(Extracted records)
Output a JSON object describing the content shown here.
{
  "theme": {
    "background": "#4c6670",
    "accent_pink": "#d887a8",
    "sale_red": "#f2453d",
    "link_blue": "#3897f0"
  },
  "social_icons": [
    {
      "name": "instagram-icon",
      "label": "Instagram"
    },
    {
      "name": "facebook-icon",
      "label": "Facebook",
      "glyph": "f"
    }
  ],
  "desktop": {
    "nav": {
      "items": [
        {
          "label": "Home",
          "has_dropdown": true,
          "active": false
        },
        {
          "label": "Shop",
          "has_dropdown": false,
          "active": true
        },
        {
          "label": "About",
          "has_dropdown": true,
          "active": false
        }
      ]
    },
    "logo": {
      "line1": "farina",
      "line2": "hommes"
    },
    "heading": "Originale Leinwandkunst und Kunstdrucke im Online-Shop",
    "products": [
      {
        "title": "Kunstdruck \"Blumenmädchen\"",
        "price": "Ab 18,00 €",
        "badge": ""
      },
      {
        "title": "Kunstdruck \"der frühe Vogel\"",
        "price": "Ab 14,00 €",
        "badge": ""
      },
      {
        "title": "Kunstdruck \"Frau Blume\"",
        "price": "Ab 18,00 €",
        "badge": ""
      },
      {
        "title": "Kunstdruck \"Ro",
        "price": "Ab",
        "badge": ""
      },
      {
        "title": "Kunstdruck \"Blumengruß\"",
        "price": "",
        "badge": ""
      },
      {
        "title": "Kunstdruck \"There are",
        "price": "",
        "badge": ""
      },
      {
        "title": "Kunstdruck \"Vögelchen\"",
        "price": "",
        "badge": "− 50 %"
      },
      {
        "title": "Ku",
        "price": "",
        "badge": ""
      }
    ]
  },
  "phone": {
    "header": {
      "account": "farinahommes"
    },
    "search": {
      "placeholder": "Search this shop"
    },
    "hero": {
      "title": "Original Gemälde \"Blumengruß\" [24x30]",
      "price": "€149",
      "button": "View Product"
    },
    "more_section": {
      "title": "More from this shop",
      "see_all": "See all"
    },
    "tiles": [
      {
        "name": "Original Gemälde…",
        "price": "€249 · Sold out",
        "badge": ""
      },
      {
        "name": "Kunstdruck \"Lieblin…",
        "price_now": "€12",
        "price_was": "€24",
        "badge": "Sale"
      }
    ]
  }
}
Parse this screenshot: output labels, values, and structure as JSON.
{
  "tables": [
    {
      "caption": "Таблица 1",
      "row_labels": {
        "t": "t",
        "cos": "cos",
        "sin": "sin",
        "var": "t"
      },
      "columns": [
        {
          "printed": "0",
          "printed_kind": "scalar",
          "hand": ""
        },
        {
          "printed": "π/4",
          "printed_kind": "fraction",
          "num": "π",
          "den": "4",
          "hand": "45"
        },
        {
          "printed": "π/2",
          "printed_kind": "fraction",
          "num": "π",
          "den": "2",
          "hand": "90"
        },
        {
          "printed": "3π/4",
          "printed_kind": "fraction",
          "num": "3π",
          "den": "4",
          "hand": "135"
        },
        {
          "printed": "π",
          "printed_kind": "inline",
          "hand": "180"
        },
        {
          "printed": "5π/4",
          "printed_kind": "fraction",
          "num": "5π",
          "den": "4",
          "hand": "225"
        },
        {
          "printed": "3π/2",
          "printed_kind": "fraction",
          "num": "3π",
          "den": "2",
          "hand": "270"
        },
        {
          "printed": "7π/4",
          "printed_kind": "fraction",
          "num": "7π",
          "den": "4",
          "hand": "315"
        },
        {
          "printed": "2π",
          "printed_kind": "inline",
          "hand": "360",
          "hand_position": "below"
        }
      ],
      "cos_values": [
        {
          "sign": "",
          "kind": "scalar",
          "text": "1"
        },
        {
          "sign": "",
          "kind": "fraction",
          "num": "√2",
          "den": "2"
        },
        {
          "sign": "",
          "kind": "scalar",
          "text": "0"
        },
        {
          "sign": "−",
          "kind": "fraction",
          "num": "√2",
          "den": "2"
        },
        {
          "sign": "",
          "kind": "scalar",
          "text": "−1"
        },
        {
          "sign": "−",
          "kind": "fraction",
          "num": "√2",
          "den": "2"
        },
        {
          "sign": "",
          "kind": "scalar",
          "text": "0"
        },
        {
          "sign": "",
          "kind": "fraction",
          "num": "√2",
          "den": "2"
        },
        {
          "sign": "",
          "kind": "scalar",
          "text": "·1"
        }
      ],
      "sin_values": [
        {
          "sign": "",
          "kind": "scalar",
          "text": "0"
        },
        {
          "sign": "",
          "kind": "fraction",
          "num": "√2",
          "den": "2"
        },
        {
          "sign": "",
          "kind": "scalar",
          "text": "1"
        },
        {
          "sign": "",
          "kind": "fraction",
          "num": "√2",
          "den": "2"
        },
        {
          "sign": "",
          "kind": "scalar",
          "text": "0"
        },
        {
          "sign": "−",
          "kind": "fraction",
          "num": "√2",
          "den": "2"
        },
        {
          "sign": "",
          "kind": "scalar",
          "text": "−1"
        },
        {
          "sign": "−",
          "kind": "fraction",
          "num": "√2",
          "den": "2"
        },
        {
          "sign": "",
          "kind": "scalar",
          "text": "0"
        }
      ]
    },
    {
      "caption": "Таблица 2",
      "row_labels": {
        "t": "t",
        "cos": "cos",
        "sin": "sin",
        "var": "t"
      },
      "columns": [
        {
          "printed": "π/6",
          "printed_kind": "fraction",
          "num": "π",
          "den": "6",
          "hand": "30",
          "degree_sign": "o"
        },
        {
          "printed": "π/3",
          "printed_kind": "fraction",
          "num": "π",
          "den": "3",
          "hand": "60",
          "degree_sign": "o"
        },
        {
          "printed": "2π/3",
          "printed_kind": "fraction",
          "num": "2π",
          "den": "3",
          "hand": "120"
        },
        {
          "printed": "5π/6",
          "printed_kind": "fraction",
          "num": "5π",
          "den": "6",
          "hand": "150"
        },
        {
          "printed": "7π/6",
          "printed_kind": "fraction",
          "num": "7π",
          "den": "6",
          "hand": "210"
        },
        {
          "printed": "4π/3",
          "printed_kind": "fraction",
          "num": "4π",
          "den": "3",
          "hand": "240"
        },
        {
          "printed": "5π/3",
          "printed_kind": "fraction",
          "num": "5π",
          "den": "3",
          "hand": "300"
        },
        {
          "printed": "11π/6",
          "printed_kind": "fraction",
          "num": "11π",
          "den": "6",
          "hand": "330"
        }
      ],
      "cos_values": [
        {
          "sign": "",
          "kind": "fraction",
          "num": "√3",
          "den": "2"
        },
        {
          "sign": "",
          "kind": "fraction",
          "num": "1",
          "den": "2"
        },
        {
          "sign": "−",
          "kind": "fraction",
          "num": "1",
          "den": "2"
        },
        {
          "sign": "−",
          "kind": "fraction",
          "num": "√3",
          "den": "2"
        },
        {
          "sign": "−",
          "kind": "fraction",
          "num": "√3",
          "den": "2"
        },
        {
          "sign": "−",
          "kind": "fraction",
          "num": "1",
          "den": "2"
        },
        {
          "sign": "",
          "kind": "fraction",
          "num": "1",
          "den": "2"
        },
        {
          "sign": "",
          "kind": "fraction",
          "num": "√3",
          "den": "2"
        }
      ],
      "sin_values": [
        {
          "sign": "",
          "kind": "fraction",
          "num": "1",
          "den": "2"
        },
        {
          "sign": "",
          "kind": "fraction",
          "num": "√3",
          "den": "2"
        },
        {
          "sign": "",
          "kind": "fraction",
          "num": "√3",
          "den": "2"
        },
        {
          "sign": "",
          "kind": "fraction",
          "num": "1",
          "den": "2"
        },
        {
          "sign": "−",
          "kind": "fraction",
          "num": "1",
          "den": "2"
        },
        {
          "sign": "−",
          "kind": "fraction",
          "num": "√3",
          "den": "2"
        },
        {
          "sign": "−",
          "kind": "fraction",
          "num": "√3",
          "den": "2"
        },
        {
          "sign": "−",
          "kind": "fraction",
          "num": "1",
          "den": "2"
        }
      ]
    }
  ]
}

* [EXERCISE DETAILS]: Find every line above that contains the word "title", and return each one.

* [EXERCISE RESPONSE]:
        "title": "Kunstdruck \"Blumenmädchen\"",
        "title": "Kunstdruck \"der frühe Vogel\"",
        "title": "Kunstdruck \"Frau Blume\"",
        "title": "Kunstdruck \"Ro",
        "title": "Kunstdruck \"Blumengruß\"",
        "title": "Kunstdruck \"There are",
        "title": "Kunstdruck \"Vögelchen\"",
        "title": "Ku",
      "title": "Original Gemälde \"Blumengruß\" [24x30]",
      "title": "More from this shop",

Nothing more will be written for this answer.